WHAT THE TASK REQUIRES
Exclude the pictures, then restate every entry below exactly.

DATA RECORDS
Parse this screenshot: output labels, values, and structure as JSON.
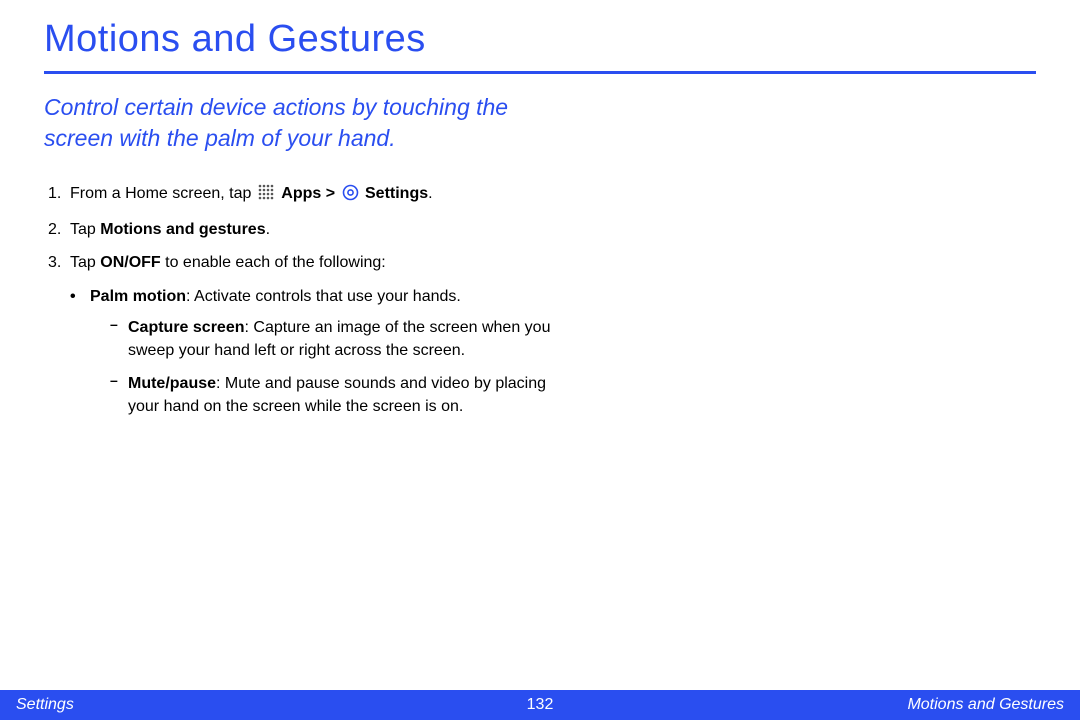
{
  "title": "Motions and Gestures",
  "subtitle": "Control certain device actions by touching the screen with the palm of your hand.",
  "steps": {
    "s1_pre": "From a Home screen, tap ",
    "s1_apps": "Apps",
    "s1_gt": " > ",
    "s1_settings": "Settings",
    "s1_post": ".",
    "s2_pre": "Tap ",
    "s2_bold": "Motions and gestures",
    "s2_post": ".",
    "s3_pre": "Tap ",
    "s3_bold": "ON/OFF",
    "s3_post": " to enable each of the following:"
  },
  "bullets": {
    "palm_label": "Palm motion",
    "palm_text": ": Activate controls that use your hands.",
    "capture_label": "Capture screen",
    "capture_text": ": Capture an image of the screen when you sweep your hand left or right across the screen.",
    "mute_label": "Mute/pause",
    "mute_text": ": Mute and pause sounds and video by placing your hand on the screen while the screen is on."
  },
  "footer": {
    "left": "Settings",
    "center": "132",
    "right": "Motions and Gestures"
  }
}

THE ANSWER
Parse this screenshot: output labels, values, and structure as JSON.
{
  "title": "Motions and Gestures",
  "subtitle": "Control certain device actions by touching the screen with the palm of your hand.",
  "steps": {
    "s1_pre": "From a Home screen, tap ",
    "s1_apps": "Apps",
    "s1_gt": " > ",
    "s1_settings": "Settings",
    "s1_post": ".",
    "s2_pre": "Tap ",
    "s2_bold": "Motions and gestures",
    "s2_post": ".",
    "s3_pre": "Tap ",
    "s3_bold": "ON/OFF",
    "s3_post": " to enable each of the following:"
  },
  "bullets": {
    "palm_label": "Palm motion",
    "palm_text": ": Activate controls that use your hands.",
    "capture_label": "Capture screen",
    "capture_text": ": Capture an image of the screen when you sweep your hand left or right across the screen.",
    "mute_label": "Mute/pause",
    "mute_text": ": Mute and pause sounds and video by placing your hand on the screen while the screen is on."
  },
  "footer": {
    "left": "Settings",
    "center": "132",
    "right": "Motions and Gestures"
  }
}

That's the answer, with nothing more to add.